You can do better than the D-15. I have one. Blueridge guitars are better and you can get a BR-160 or a BR 140 or BR240 in that price range. They are modeled on Martins pre-war guitars and are outstanding buys. You will get a lot of guitar for the money. THe 140 and 240 are based on the Martin D-18 and the 160 is based on the Martin HD 28. They generally cost 1/3 of the price of a martin so you can get a lot nicer guitar for the money. go to maurysmusic.com and he has head to head comparisons with the Martins.
#13
Guild GAD-50, or if you prefer the feel of a Martin, then try out a Sigma. They can be had for cheap ($250-$300), and with a quick change to a Tusq saddle they sound damn good.
#14
Don't forget the Takamines, some of their guitars in your price range are excellent, I have one of them and love it. Definitely check out cedar tops, I've been amazed by mine, it sounds awesome and has more sustain than any other acoustic I've ever played, good volume and it has character. It runs about $700-800 new. I got mine at a pawn shop, $325 with hard case and electronics, which were required since I needed it onstage. It's the EGS330SC model, cutaway and plays and sounds great. The cutaway is nice too, lots better access to the upper frets. I wasn't sure how I'd like them until I played a friend's Sigma years ago, loved it right away and it doesn't seem to have a detrimental affect on the sound of the guitar.

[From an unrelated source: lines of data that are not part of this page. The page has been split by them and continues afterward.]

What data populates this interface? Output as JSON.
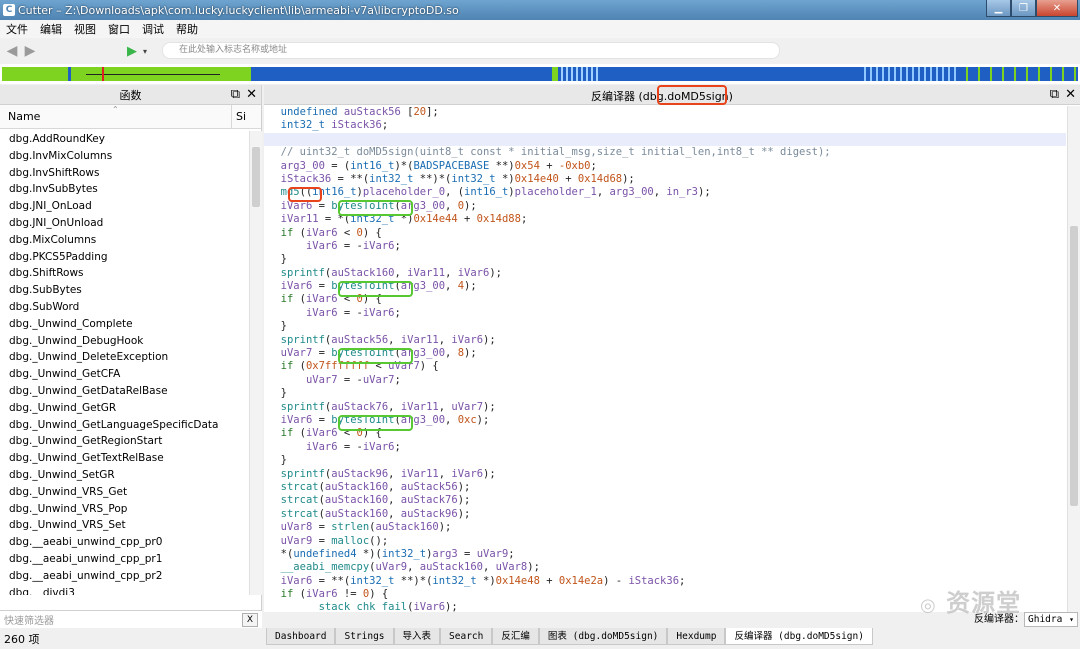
{
  "window": {
    "title": "Cutter – Z:\\Downloads\\apk\\com.lucky.luckyclient\\lib\\armeabi-v7a\\libcryptoDD.so"
  },
  "menu": [
    "文件",
    "编辑",
    "视图",
    "窗口",
    "调试",
    "帮助"
  ],
  "toolbar": {
    "address_placeholder": "在此处输入标志名称或地址"
  },
  "functions_panel": {
    "title": "函数",
    "col_name": "Name",
    "col_size": "Si",
    "items": [
      "dbg.AddRoundKey",
      "dbg.InvMixColumns",
      "dbg.InvShiftRows",
      "dbg.InvSubBytes",
      "dbg.JNI_OnLoad",
      "dbg.JNI_OnUnload",
      "dbg.MixColumns",
      "dbg.PKCS5Padding",
      "dbg.ShiftRows",
      "dbg.SubBytes",
      "dbg.SubWord",
      "dbg._Unwind_Complete",
      "dbg._Unwind_DebugHook",
      "dbg._Unwind_DeleteException",
      "dbg._Unwind_GetCFA",
      "dbg._Unwind_GetDataRelBase",
      "dbg._Unwind_GetGR",
      "dbg._Unwind_GetLanguageSpecificData",
      "dbg._Unwind_GetRegionStart",
      "dbg._Unwind_GetTextRelBase",
      "dbg._Unwind_SetGR",
      "dbg._Unwind_VRS_Get",
      "dbg._Unwind_VRS_Pop",
      "dbg._Unwind_VRS_Set",
      "dbg.__aeabi_unwind_cpp_pr0",
      "dbg.__aeabi_unwind_cpp_pr1",
      "dbg.__aeabi_unwind_cpp_pr2",
      "dbg.__divdi3"
    ],
    "filter_placeholder": "快速筛选器",
    "filter_clear": "X",
    "count": "260 项"
  },
  "decompiler_panel": {
    "title": "反编译器 (dbg.doMD5sign)",
    "lines": [
      [
        [
          "t",
          "undefined"
        ],
        [
          "p",
          " "
        ],
        [
          "v",
          "auStack56"
        ],
        [
          "p",
          " ["
        ],
        [
          "n",
          "20"
        ],
        [
          "p",
          "];"
        ]
      ],
      [
        [
          "t",
          "int32_t"
        ],
        [
          "p",
          " "
        ],
        [
          "v",
          "iStack36"
        ],
        [
          "p",
          ";"
        ]
      ],
      [
        [
          "p",
          ""
        ]
      ],
      [
        [
          "c",
          "// uint32_t doMD5sign(uint8_t const * initial_msg,size_t initial_len,int8_t ** digest);"
        ]
      ],
      [
        [
          "v",
          "arg3_00"
        ],
        [
          "p",
          " = ("
        ],
        [
          "t",
          "int16_t"
        ],
        [
          "p",
          ")*("
        ],
        [
          "t",
          "BADSPACEBASE"
        ],
        [
          "p",
          " **)"
        ],
        [
          "n",
          "0x54"
        ],
        [
          "p",
          " + "
        ],
        [
          "n",
          "-0xb0"
        ],
        [
          "p",
          ";"
        ]
      ],
      [
        [
          "v",
          "iStack36"
        ],
        [
          "p",
          " = **("
        ],
        [
          "t",
          "int32_t"
        ],
        [
          "p",
          " **)*("
        ],
        [
          "t",
          "int32_t"
        ],
        [
          "p",
          " *)"
        ],
        [
          "n",
          "0x14e40"
        ],
        [
          "p",
          " + "
        ],
        [
          "n",
          "0x14d68"
        ],
        [
          "p",
          ");"
        ]
      ],
      [
        [
          "f",
          "md5"
        ],
        [
          "p",
          "(("
        ],
        [
          "t",
          "int16_t"
        ],
        [
          "p",
          ")"
        ],
        [
          "v",
          "placeholder_0"
        ],
        [
          "p",
          ", ("
        ],
        [
          "t",
          "int16_t"
        ],
        [
          "p",
          ")"
        ],
        [
          "v",
          "placeholder_1"
        ],
        [
          "p",
          ", "
        ],
        [
          "v",
          "arg3_00"
        ],
        [
          "p",
          ", "
        ],
        [
          "v",
          "in_r3"
        ],
        [
          "p",
          ");"
        ]
      ],
      [
        [
          "v",
          "iVar6"
        ],
        [
          "p",
          " = "
        ],
        [
          "f",
          "bytesToInt"
        ],
        [
          "p",
          "("
        ],
        [
          "v",
          "arg3_00"
        ],
        [
          "p",
          ", "
        ],
        [
          "n",
          "0"
        ],
        [
          "p",
          ");"
        ]
      ],
      [
        [
          "v",
          "iVar11"
        ],
        [
          "p",
          " = *("
        ],
        [
          "t",
          "int32_t"
        ],
        [
          "p",
          " *)"
        ],
        [
          "n",
          "0x14e44"
        ],
        [
          "p",
          " + "
        ],
        [
          "n",
          "0x14d88"
        ],
        [
          "p",
          ";"
        ]
      ],
      [
        [
          "k",
          "if"
        ],
        [
          "p",
          " ("
        ],
        [
          "v",
          "iVar6"
        ],
        [
          "p",
          " < "
        ],
        [
          "n",
          "0"
        ],
        [
          "p",
          ") {"
        ]
      ],
      [
        [
          "p",
          "    "
        ],
        [
          "v",
          "iVar6"
        ],
        [
          "p",
          " = -"
        ],
        [
          "v",
          "iVar6"
        ],
        [
          "p",
          ";"
        ]
      ],
      [
        [
          "p",
          "}"
        ]
      ],
      [
        [
          "f",
          "sprintf"
        ],
        [
          "p",
          "("
        ],
        [
          "v",
          "auStack160"
        ],
        [
          "p",
          ", "
        ],
        [
          "v",
          "iVar11"
        ],
        [
          "p",
          ", "
        ],
        [
          "v",
          "iVar6"
        ],
        [
          "p",
          ");"
        ]
      ],
      [
        [
          "v",
          "iVar6"
        ],
        [
          "p",
          " = "
        ],
        [
          "f",
          "bytesToInt"
        ],
        [
          "p",
          "("
        ],
        [
          "v",
          "arg3_00"
        ],
        [
          "p",
          ", "
        ],
        [
          "n",
          "4"
        ],
        [
          "p",
          ");"
        ]
      ],
      [
        [
          "k",
          "if"
        ],
        [
          "p",
          " ("
        ],
        [
          "v",
          "iVar6"
        ],
        [
          "p",
          " < "
        ],
        [
          "n",
          "0"
        ],
        [
          "p",
          ") {"
        ]
      ],
      [
        [
          "p",
          "    "
        ],
        [
          "v",
          "iVar6"
        ],
        [
          "p",
          " = -"
        ],
        [
          "v",
          "iVar6"
        ],
        [
          "p",
          ";"
        ]
      ],
      [
        [
          "p",
          "}"
        ]
      ],
      [
        [
          "f",
          "sprintf"
        ],
        [
          "p",
          "("
        ],
        [
          "v",
          "auStack56"
        ],
        [
          "p",
          ", "
        ],
        [
          "v",
          "iVar11"
        ],
        [
          "p",
          ", "
        ],
        [
          "v",
          "iVar6"
        ],
        [
          "p",
          ");"
        ]
      ],
      [
        [
          "v",
          "uVar7"
        ],
        [
          "p",
          " = "
        ],
        [
          "f",
          "bytesToInt"
        ],
        [
          "p",
          "("
        ],
        [
          "v",
          "arg3_00"
        ],
        [
          "p",
          ", "
        ],
        [
          "n",
          "8"
        ],
        [
          "p",
          ");"
        ]
      ],
      [
        [
          "k",
          "if"
        ],
        [
          "p",
          " ("
        ],
        [
          "n",
          "0x7fffffff"
        ],
        [
          "p",
          " < "
        ],
        [
          "v",
          "uVar7"
        ],
        [
          "p",
          ") {"
        ]
      ],
      [
        [
          "p",
          "    "
        ],
        [
          "v",
          "uVar7"
        ],
        [
          "p",
          " = -"
        ],
        [
          "v",
          "uVar7"
        ],
        [
          "p",
          ";"
        ]
      ],
      [
        [
          "p",
          "}"
        ]
      ],
      [
        [
          "f",
          "sprintf"
        ],
        [
          "p",
          "("
        ],
        [
          "v",
          "auStack76"
        ],
        [
          "p",
          ", "
        ],
        [
          "v",
          "iVar11"
        ],
        [
          "p",
          ", "
        ],
        [
          "v",
          "uVar7"
        ],
        [
          "p",
          ");"
        ]
      ],
      [
        [
          "v",
          "iVar6"
        ],
        [
          "p",
          " = "
        ],
        [
          "f",
          "bytesToInt"
        ],
        [
          "p",
          "("
        ],
        [
          "v",
          "arg3_00"
        ],
        [
          "p",
          ", "
        ],
        [
          "n",
          "0xc"
        ],
        [
          "p",
          ");"
        ]
      ],
      [
        [
          "k",
          "if"
        ],
        [
          "p",
          " ("
        ],
        [
          "v",
          "iVar6"
        ],
        [
          "p",
          " < "
        ],
        [
          "n",
          "0"
        ],
        [
          "p",
          ") {"
        ]
      ],
      [
        [
          "p",
          "    "
        ],
        [
          "v",
          "iVar6"
        ],
        [
          "p",
          " = -"
        ],
        [
          "v",
          "iVar6"
        ],
        [
          "p",
          ";"
        ]
      ],
      [
        [
          "p",
          "}"
        ]
      ],
      [
        [
          "f",
          "sprintf"
        ],
        [
          "p",
          "("
        ],
        [
          "v",
          "auStack96"
        ],
        [
          "p",
          ", "
        ],
        [
          "v",
          "iVar11"
        ],
        [
          "p",
          ", "
        ],
        [
          "v",
          "iVar6"
        ],
        [
          "p",
          ");"
        ]
      ],
      [
        [
          "f",
          "strcat"
        ],
        [
          "p",
          "("
        ],
        [
          "v",
          "auStack160"
        ],
        [
          "p",
          ", "
        ],
        [
          "v",
          "auStack56"
        ],
        [
          "p",
          ");"
        ]
      ],
      [
        [
          "f",
          "strcat"
        ],
        [
          "p",
          "("
        ],
        [
          "v",
          "auStack160"
        ],
        [
          "p",
          ", "
        ],
        [
          "v",
          "auStack76"
        ],
        [
          "p",
          ");"
        ]
      ],
      [
        [
          "f",
          "strcat"
        ],
        [
          "p",
          "("
        ],
        [
          "v",
          "auStack160"
        ],
        [
          "p",
          ", "
        ],
        [
          "v",
          "auStack96"
        ],
        [
          "p",
          ");"
        ]
      ],
      [
        [
          "v",
          "uVar8"
        ],
        [
          "p",
          " = "
        ],
        [
          "f",
          "strlen"
        ],
        [
          "p",
          "("
        ],
        [
          "v",
          "auStack160"
        ],
        [
          "p",
          ");"
        ]
      ],
      [
        [
          "v",
          "uVar9"
        ],
        [
          "p",
          " = "
        ],
        [
          "f",
          "malloc"
        ],
        [
          "p",
          "();"
        ]
      ],
      [
        [
          "p",
          "*("
        ],
        [
          "t",
          "undefined4"
        ],
        [
          "p",
          " *)("
        ],
        [
          "t",
          "int32_t"
        ],
        [
          "p",
          ")"
        ],
        [
          "v",
          "arg3"
        ],
        [
          "p",
          " = "
        ],
        [
          "v",
          "uVar9"
        ],
        [
          "p",
          ";"
        ]
      ],
      [
        [
          "f",
          "__aeabi_memcpy"
        ],
        [
          "p",
          "("
        ],
        [
          "v",
          "uVar9"
        ],
        [
          "p",
          ", "
        ],
        [
          "v",
          "auStack160"
        ],
        [
          "p",
          ", "
        ],
        [
          "v",
          "uVar8"
        ],
        [
          "p",
          ");"
        ]
      ],
      [
        [
          "v",
          "iVar6"
        ],
        [
          "p",
          " = **("
        ],
        [
          "t",
          "int32_t"
        ],
        [
          "p",
          " **)*("
        ],
        [
          "t",
          "int32_t"
        ],
        [
          "p",
          " *)"
        ],
        [
          "n",
          "0x14e48"
        ],
        [
          "p",
          " + "
        ],
        [
          "n",
          "0x14e2a"
        ],
        [
          "p",
          ") - "
        ],
        [
          "v",
          "iStack36"
        ],
        [
          "p",
          ";"
        ]
      ],
      [
        [
          "k",
          "if"
        ],
        [
          "p",
          " ("
        ],
        [
          "v",
          "iVar6"
        ],
        [
          "p",
          " != "
        ],
        [
          "n",
          "0"
        ],
        [
          "p",
          ") {"
        ]
      ],
      [
        [
          "p",
          "    "
        ],
        [
          "f",
          "__stack_chk_fail"
        ],
        [
          "p",
          "("
        ],
        [
          "v",
          "iVar6"
        ],
        [
          "p",
          ");"
        ]
      ]
    ]
  },
  "bottom_tabs": [
    "Dashboard",
    "Strings",
    "导入表",
    "Search",
    "反汇编",
    "图表 (dbg.doMD5sign)",
    "Hexdump",
    "反编译器 (dbg.doMD5sign)"
  ],
  "decompiler_selector": {
    "label": "反编译器：",
    "value": "Ghidra"
  },
  "watermark": "资源堂",
  "colors": {
    "highlight_red": "#e8431a",
    "highlight_green": "#58c832",
    "overview_green": "#7ed321",
    "overview_blue": "#1f5fc4"
  }
}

For recording some of the newer electronics might be good, but I find mine does better if I mic it. Both onstage and recording I can't get a true acoustic sound, onstage it sounds good, but for recording it's mic all the way. I'm thinking about trying a piezo mic, but so far haven't come up with a good temporary mount to use and I don't want it glued in permanently.

If you want the electronics, go for it. I find it's really nice to be able to use my acoustic onstage, and that was my main requirement, other than sound and playability, electronics were required, I was only looking at guitars with electronics. But for recording use a mic.

And definitely check out cedar tops, after owning one for the past 5-6 years I'm definitely a huge fan of cedar. I think it beats spruce any day of the week. Avoid laminate, that basically means high end plywood and does not resonate as well as solid wood. Some may come apart if not very carefully kept humidified correctly.
Hmmm...I wonder what this button does...
#15
Thanks to everyone for the advice. I just came home with a Seagull Maritime Cedar GT. It sounds beautiful, looks beautiful, and wasn't too harsh on my wallet. I chose it over some of the other just-as-good choices due to the fact that I had a $300 gift card to a music store with the entire Seagull line, and wanted to buy new.

Thanks again. I'll be using my "Keep It Simple Guide to Playing Guitar" book & the internet to help me start off, and find somebody that gives lessons locally as soon as possible.
#16
That Seagull was a good choice. If you like it, then it's right for you. I've heard many many good things about that brand so congrats on your new guitar and good luck.